By Will Jones
As I write this missive I’m feeling somewhat delicate. I’m troubled by a malaise that makes my body and mind ache, while my stomach churns in slow regular rotations guaranteed to bring on a bout of queasiness with each turn. My ailment (much to my lovely wife’s disgust) is that bane of the late night reveler, that wrecker of the morning after, a hangover.
You may have noticed the odd reference in previous Outsider columns to ‘lovely warm flat beer’. It was this delicious beverage that I sampled last night. And when I say sampled, I mean I tasted first one pint then a second, closely followed by a third, fourth and so on, all in the name of research for my weekly report to you fair reader.
I made notes while drinking: mental notes on the ale, its taste, balance, body, aroma and tucked them safely into corners of my mind.

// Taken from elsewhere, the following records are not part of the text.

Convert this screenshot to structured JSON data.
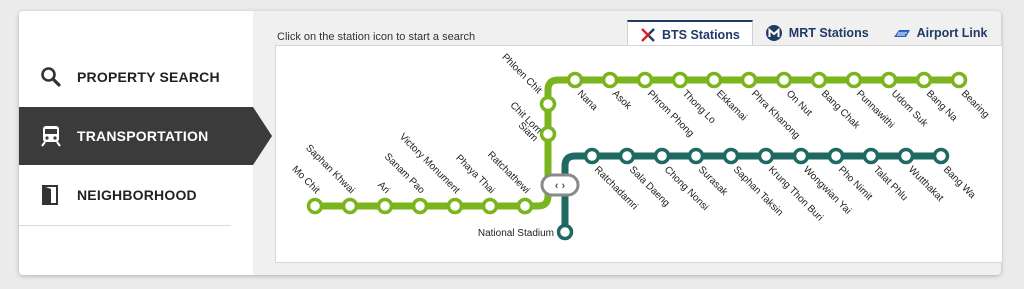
{
  "sidebar": {
    "items": [
      {
        "label": "PROPERTY SEARCH",
        "icon": "search-icon"
      },
      {
        "label": "TRANSPORTATION",
        "icon": "train-icon",
        "active": true
      },
      {
        "label": "NEIGHBORHOOD",
        "icon": "door-icon"
      }
    ]
  },
  "main": {
    "hint": "Click on the station icon to start a search",
    "tabs": [
      {
        "label": "BTS Stations",
        "icon": "bts-logo-icon",
        "active": true
      },
      {
        "label": "MRT Stations",
        "icon": "mrt-logo-icon"
      },
      {
        "label": "Airport Link",
        "icon": "airport-link-icon"
      }
    ]
  },
  "map": {
    "colors": {
      "sukhumvit_line": "#7ab51d",
      "silom_line": "#1e6a63",
      "interchange": "#8a8a8a"
    },
    "interchange_symbol": "‹ ›",
    "sukhumvit_west": [
      "Mo Chit",
      "Saphan Khwai",
      "Ari",
      "Sanam Pao",
      "Victory Monument",
      "Phaya Thai",
      "Ratchathewi"
    ],
    "siam": "Siam",
    "sukhumvit_north": [
      "Chit Lom",
      "Phloen Chit"
    ],
    "sukhumvit_east": [
      "Nana",
      "Asok",
      "Phrom Phong",
      "Thong Lo",
      "Ekkamai",
      "Phra Khanong",
      "On Nut",
      "Bang Chak",
      "Punnawithi",
      "Udom Suk",
      "Bang Na",
      "Bearing"
    ],
    "silom_branch": "National Stadium",
    "silom_east": [
      "Ratchadamri",
      "Sala Daeng",
      "Chong Nonsi",
      "Surasak",
      "Saphan Taksin",
      "Krung Thon Buri",
      "Wongwian Yai",
      "Pho Nimit",
      "Talat Phlu",
      "Wutthakat",
      "Bang Wa"
    ]
  }
}
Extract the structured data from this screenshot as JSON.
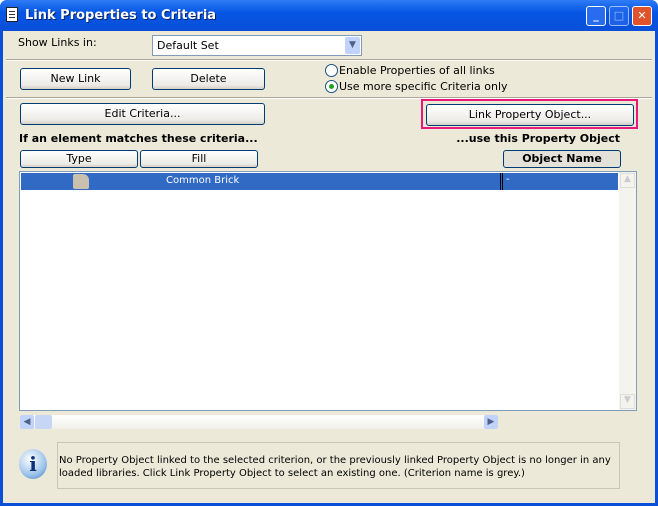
{
  "window": {
    "title": "Link Properties to Criteria"
  },
  "show_links": {
    "label": "Show Links in:",
    "value": "Default Set"
  },
  "buttons": {
    "new_link": "New Link",
    "delete": "Delete",
    "edit_criteria": "Edit Criteria...",
    "link_property_object": "Link Property Object..."
  },
  "radios": [
    {
      "label": "Enable Properties of all links",
      "checked": false
    },
    {
      "label": "Use more specific Criteria only",
      "checked": true
    }
  ],
  "labels": {
    "left": "If an element matches these criteria...",
    "right": "...use this Property Object"
  },
  "columns": {
    "type": "Type",
    "fill": "Fill",
    "object_name": "Object Name"
  },
  "rows": [
    {
      "fill": "Common Brick",
      "object_name": "-",
      "selected": true
    }
  ],
  "info": {
    "text": "No Property Object linked to the selected criterion, or the previously linked Property Object is no longer in any loaded libraries. Click Link Property Object to select an existing one. (Criterion name is grey.)"
  },
  "colors": {
    "selection": "#316ac5",
    "highlight": "#e8197a"
  }
}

Unfortunately, they were the same corners that I seem to have obliterated with an overindulgence of alcoholic beverages.
Hmm. And so, what to write? What interesting and informative ditties to delight you Haliburtonian folk with while I recover my usual journalistic swagger?
An excuse for my condition would perhaps be a good place to start. And for that I shall take you on an historical tour of the place of my birth. Bear with me and I’m sure you’ll see I can be forgiven for my hangover.
Burton-on-Trent, the town where I came into this world, grew up around the local monastery, which was founded in the 7th Century by St Modwen. Monks, doing what monks do best, began to brew beers almost as soon as they had the abbey walls complete (there was some praying, too, I’m sure, probably for their sore heads) and ever since the town has been renowned as a British brewing mecca.
By the mid-19th century, around the time when Haliburton was being founded, Burton’s 30 breweries were brewing over a quarter of all beer drunk in the country, as well as transporting it to the coast where it was shipped to India, Prussia and other far corners of the ever-expanding British Empire.
But, while this history is an interesting aside it is no excuse for my own sore head. However, Burtonian’s, being a folk keen to uphold tradition, have continued to brew beer and the public house is a favourite venue for reminiscing about, and tasting, their heritage. Today, the town is home to theNationalBrewingMuseum, while it and the surrounding district, which is geographically spread over an area of less than an eighth of the size of the Township of Minden Hills, has in excess of 200 pubs. You can now begin to see my predicament, I hope.
I have been back in Burton for just over two weeks and until last night I had managed to keep my sampling of the vast array of lovely warm flat local beer to a respectable level. However, my love of a good cask conditioned pint (these are the warm flat ones) overcame me when surrounded by old pals and a dizzying choice of beers.
In just one pub (this wasn’t some crazed teenage style pub-crawl around multiple establishments) there were eight different beers from four different breweries, and that’s not counting the fizzy lagers. My chums and I started out respectfully, commenting, as mentioned, on taste, balance, aroma and body. However, a few hours and a few beers later we’d mostly lost our ability to taste; we had no balance at all and the aroma! All I can say is that warm flat beer does strange things to your bowels.
And so, here I am with a headache and still gurgling stomach, wondering whether my on-the-job research and subsequent history lesson has served as adequate justification for my condition? It matters little I guess but just in case you are still frowning at me, here’s something to make you Canadians smile.
Burton-on-Trentmay have been founded some 900 years before Haliburton, 700 years before the colonization ofCanada, no less. And, its brewers may have shipped their wares all around the globe but you know who the biggest brewer inBurton-on-Trentis today? Molson Coors!